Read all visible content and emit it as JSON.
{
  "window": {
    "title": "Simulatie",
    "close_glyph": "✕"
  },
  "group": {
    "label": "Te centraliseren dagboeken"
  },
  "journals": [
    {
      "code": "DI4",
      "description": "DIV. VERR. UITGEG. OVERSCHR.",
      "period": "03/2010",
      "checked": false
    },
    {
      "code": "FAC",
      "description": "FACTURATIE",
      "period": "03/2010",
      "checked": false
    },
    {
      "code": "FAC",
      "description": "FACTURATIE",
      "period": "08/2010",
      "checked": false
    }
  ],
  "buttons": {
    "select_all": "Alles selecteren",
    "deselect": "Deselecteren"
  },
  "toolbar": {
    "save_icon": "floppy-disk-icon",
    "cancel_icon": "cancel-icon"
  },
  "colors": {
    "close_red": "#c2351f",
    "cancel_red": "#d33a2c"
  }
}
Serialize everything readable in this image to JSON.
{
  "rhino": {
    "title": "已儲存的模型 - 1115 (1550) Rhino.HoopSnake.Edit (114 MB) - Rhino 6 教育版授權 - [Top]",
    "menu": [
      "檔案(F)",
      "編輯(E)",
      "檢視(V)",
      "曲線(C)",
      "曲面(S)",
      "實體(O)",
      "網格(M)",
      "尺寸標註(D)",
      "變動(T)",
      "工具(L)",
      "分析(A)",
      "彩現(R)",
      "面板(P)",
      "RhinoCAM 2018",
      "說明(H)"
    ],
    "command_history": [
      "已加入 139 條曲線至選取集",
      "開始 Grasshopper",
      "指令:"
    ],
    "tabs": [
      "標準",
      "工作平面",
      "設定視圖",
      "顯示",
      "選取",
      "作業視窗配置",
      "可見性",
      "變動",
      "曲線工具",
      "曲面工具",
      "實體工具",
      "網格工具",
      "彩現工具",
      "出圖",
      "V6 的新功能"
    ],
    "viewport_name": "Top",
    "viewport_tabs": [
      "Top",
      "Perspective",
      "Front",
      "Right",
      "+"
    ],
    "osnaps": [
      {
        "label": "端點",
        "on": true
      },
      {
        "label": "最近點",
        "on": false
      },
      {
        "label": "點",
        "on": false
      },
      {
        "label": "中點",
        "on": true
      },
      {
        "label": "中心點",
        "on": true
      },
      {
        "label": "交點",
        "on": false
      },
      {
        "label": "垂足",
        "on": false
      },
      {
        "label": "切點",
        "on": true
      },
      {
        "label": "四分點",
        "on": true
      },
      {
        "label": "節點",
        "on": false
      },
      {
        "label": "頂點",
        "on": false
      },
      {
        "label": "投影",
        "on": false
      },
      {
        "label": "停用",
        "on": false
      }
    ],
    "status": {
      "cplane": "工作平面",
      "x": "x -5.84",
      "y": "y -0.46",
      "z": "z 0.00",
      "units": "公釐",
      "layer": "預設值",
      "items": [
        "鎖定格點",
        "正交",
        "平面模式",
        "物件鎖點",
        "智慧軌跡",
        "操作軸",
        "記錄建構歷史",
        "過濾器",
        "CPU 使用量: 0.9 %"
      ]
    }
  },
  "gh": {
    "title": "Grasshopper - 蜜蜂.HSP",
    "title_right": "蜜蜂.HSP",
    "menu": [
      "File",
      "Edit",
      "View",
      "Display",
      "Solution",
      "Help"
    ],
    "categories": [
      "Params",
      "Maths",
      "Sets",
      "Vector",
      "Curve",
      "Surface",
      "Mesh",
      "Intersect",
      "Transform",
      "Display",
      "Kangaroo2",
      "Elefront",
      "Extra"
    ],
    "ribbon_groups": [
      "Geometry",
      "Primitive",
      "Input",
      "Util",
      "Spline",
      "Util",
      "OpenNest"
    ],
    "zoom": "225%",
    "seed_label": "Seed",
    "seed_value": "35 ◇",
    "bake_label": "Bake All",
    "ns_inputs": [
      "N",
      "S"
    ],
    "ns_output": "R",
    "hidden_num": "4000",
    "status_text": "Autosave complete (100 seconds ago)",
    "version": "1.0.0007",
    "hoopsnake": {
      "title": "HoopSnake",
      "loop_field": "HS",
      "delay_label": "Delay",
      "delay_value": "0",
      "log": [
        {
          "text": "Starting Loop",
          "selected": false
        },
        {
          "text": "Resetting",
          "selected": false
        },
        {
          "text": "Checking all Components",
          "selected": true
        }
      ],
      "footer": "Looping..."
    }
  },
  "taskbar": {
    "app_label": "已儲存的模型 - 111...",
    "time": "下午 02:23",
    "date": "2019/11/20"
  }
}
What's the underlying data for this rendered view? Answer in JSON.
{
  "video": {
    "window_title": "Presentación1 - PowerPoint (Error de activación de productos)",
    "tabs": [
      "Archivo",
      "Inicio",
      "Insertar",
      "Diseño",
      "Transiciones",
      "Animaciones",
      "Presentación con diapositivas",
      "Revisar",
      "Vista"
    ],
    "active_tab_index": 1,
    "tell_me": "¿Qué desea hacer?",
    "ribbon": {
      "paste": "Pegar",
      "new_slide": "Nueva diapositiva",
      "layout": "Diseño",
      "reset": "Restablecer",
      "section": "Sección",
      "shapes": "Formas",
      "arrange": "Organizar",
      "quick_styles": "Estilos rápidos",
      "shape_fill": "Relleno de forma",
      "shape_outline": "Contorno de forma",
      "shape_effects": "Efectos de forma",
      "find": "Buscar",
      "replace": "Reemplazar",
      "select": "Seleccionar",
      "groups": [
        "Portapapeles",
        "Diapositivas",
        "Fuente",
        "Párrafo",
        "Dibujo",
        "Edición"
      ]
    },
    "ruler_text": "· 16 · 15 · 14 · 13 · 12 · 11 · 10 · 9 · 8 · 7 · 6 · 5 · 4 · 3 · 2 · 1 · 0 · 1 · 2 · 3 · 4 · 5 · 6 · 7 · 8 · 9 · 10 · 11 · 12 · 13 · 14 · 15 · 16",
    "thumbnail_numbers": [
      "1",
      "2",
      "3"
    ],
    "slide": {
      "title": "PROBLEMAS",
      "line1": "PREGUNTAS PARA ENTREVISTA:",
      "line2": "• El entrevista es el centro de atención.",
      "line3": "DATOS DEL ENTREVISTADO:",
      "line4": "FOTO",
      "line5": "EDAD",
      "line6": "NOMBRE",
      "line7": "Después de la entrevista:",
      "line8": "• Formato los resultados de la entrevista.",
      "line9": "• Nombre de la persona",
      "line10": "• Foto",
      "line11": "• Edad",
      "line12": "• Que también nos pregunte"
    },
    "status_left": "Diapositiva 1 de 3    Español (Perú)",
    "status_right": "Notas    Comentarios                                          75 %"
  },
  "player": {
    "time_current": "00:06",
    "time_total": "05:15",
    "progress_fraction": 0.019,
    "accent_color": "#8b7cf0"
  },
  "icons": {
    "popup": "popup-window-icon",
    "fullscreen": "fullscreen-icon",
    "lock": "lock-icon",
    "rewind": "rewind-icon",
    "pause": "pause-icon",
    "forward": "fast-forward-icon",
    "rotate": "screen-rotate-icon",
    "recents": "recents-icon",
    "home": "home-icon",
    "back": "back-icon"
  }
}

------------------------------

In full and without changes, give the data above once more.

* Answer box:
Read all visible content and emit it as JSON.
{
  "window": {
    "title": "Simulatie",
    "close_glyph": "✕"
  },
  "group": {
    "label": "Te centraliseren dagboeken"
  },
  "journals": [
    {
      "code": "DI4",
      "description": "DIV. VERR. UITGEG. OVERSCHR.",
      "period": "03/2010",
      "checked": false
    },
    {
      "code": "FAC",
      "description": "FACTURATIE",
      "period": "03/2010",
      "checked": false
    },
    {
      "code": "FAC",
      "description": "FACTURATIE",
      "period": "08/2010",
      "checked": false
    }
  ],
  "buttons": {
    "select_all": "Alles selecteren",
    "deselect": "Deselecteren"
  },
  "toolbar": {
    "save_icon": "floppy-disk-icon",
    "cancel_icon": "cancel-icon"
  },
  "colors": {
    "close_red": "#c2351f",
    "cancel_red": "#d33a2c"
  }
}
Serialize everything readable in this image to JSON.
{
  "rhino": {
    "title": "已儲存的模型 - 1115 (1550) Rhino.HoopSnake.Edit (114 MB) - Rhino 6 教育版授權 - [Top]",
    "menu": [
      "檔案(F)",
      "編輯(E)",
      "檢視(V)",
      "曲線(C)",
      "曲面(S)",
      "實體(O)",
      "網格(M)",
      "尺寸標註(D)",
      "變動(T)",
      "工具(L)",
      "分析(A)",
      "彩現(R)",
      "面板(P)",
      "RhinoCAM 2018",
      "說明(H)"
    ],
    "command_history": [
      "已加入 139 條曲線至選取集",
      "開始 Grasshopper",
      "指令:"
    ],
    "tabs": [
      "標準",
      "工作平面",
      "設定視圖",
      "顯示",
      "選取",
      "作業視窗配置",
      "可見性",
      "變動",
      "曲線工具",
      "曲面工具",
      "實體工具",
      "網格工具",
      "彩現工具",
      "出圖",
      "V6 的新功能"
    ],
    "viewport_name": "Top",
    "viewport_tabs": [
      "Top",
      "Perspective",
      "Front",
      "Right",
      "+"
    ],
    "osnaps": [
      {
        "label": "端點",
        "on": true
      },
      {
        "label": "最近點",
        "on": false
      },
      {
        "label": "點",
        "on": false
      },
      {
        "label": "中點",
        "on": true
      },
      {
        "label": "中心點",
        "on": true
      },
      {
        "label": "交點",
        "on": false
      },
      {
        "label": "垂足",
        "on": false
      },
      {
        "label": "切點",
        "on": true
      },
      {
        "label": "四分點",
        "on": true
      },
      {
        "label": "節點",
        "on": false
      },
      {
        "label": "頂點",
        "on": false
      },
      {
        "label": "投影",
        "on": false
      },
      {
        "label": "停用",
        "on": false
      }
    ],
    "status": {
      "cplane": "工作平面",
      "x": "x -5.84",
      "y": "y -0.46",
      "z": "z 0.00",
      "units": "公釐",
      "layer": "預設值",
      "items": [
        "鎖定格點",
        "正交",
        "平面模式",
        "物件鎖點",
        "智慧軌跡",
        "操作軸",
        "記錄建構歷史",
        "過濾器",
        "CPU 使用量: 0.9 %"
      ]
    }
  },
  "gh": {
    "title": "Grasshopper - 蜜蜂.HSP",
    "title_right": "蜜蜂.HSP",
    "menu": [
      "File",
      "Edit",
      "View",
      "Display",
      "Solution",
      "Help"
    ],
    "categories": [
      "Params",
      "Maths",
      "Sets",
      "Vector",
      "Curve",
      "Surface",
      "Mesh",
      "Intersect",
      "Transform",
      "Display",
      "Kangaroo2",
      "Elefront",
      "Extra"
    ],
    "ribbon_groups": [
      "Geometry",
      "Primitive",
      "Input",
      "Util",
      "Spline",
      "Util",
      "OpenNest"
    ],
    "zoom": "225%",
    "seed_label": "Seed",
    "seed_value": "35 ◇",
    "bake_label": "Bake All",
    "ns_inputs": [
      "N",
      "S"
    ],
    "ns_output": "R",
    "hidden_num": "4000",
    "status_text": "Autosave complete (100 seconds ago)",
    "version": "1.0.0007",
    "hoopsnake": {
      "title": "HoopSnake",
      "loop_field": "HS",
      "delay_label": "Delay",
      "delay_value": "0",
      "log": [
        {
          "text": "Starting Loop",
          "selected": false
        },
        {
          "text": "Resetting",
          "selected": false
        },
        {
          "text": "Checking all Components",
          "selected": true
        }
      ],
      "footer": "Looping..."
    }
  },
  "taskbar": {
    "app_label": "已儲存的模型 - 111...",
    "time": "下午 02:23",
    "date": "2019/11/20"
  }
}
What's the underlying data for this rendered view? Answer in JSON.
{
  "video": {
    "window_title": "Presentación1 - PowerPoint (Error de activación de productos)",
    "tabs": [
      "Archivo",
      "Inicio",
      "Insertar",
      "Diseño",
      "Transiciones",
      "Animaciones",
      "Presentación con diapositivas",
      "Revisar",
      "Vista"
    ],
    "active_tab_index": 1,
    "tell_me": "¿Qué desea hacer?",
    "ribbon": {
      "paste": "Pegar",
      "new_slide": "Nueva diapositiva",
      "layout": "Diseño",
      "reset": "Restablecer",
      "section": "Sección",
      "shapes": "Formas",
      "arrange": "Organizar",
      "quick_styles": "Estilos rápidos",
      "shape_fill": "Relleno de forma",
      "shape_outline": "Contorno de forma",
      "shape_effects": "Efectos de forma",
      "find": "Buscar",
      "replace": "Reemplazar",
      "select": "Seleccionar",
      "groups": [
        "Portapapeles",
        "Diapositivas",
        "Fuente",
        "Párrafo",
        "Dibujo",
        "Edición"
      ]
    },
    "ruler_text": "· 16 · 15 · 14 · 13 · 12 · 11 · 10 · 9 · 8 · 7 · 6 · 5 · 4 · 3 · 2 · 1 · 0 · 1 · 2 · 3 · 4 · 5 · 6 · 7 · 8 · 9 · 10 · 11 · 12 · 13 · 14 · 15 · 16",
    "thumbnail_numbers": [
      "1",
      "2",
      "3"
    ],
    "slide": {
      "title": "PROBLEMAS",
      "line1": "PREGUNTAS PARA ENTREVISTA:",
      "line2": "• El entrevista es el centro de atención.",
      "line3": "DATOS DEL ENTREVISTADO:",
      "line4": "FOTO",
      "line5": "EDAD",
      "line6": "NOMBRE",
      "line7": "Después de la entrevista:",
      "line8": "• Formato los resultados de la entrevista.",
      "line9": "• Nombre de la persona",
      "line10": "• Foto",
      "line11": "• Edad",
      "line12": "• Que también nos pregunte"
    },
    "status_left": "Diapositiva 1 de 3    Español (Perú)",
    "status_right": "Notas    Comentarios                                          75 %"
  },
  "player": {
    "time_current": "00:06",
    "time_total": "05:15",
    "progress_fraction": 0.019,
    "accent_color": "#8b7cf0"
  },
  "icons": {
    "popup": "popup-window-icon",
    "fullscreen": "fullscreen-icon",
    "lock": "lock-icon",
    "rewind": "rewind-icon",
    "pause": "pause-icon",
    "forward": "fast-forward-icon",
    "rotate": "screen-rotate-icon",
    "recents": "recents-icon",
    "home": "home-icon",
    "back": "back-icon"
  }
}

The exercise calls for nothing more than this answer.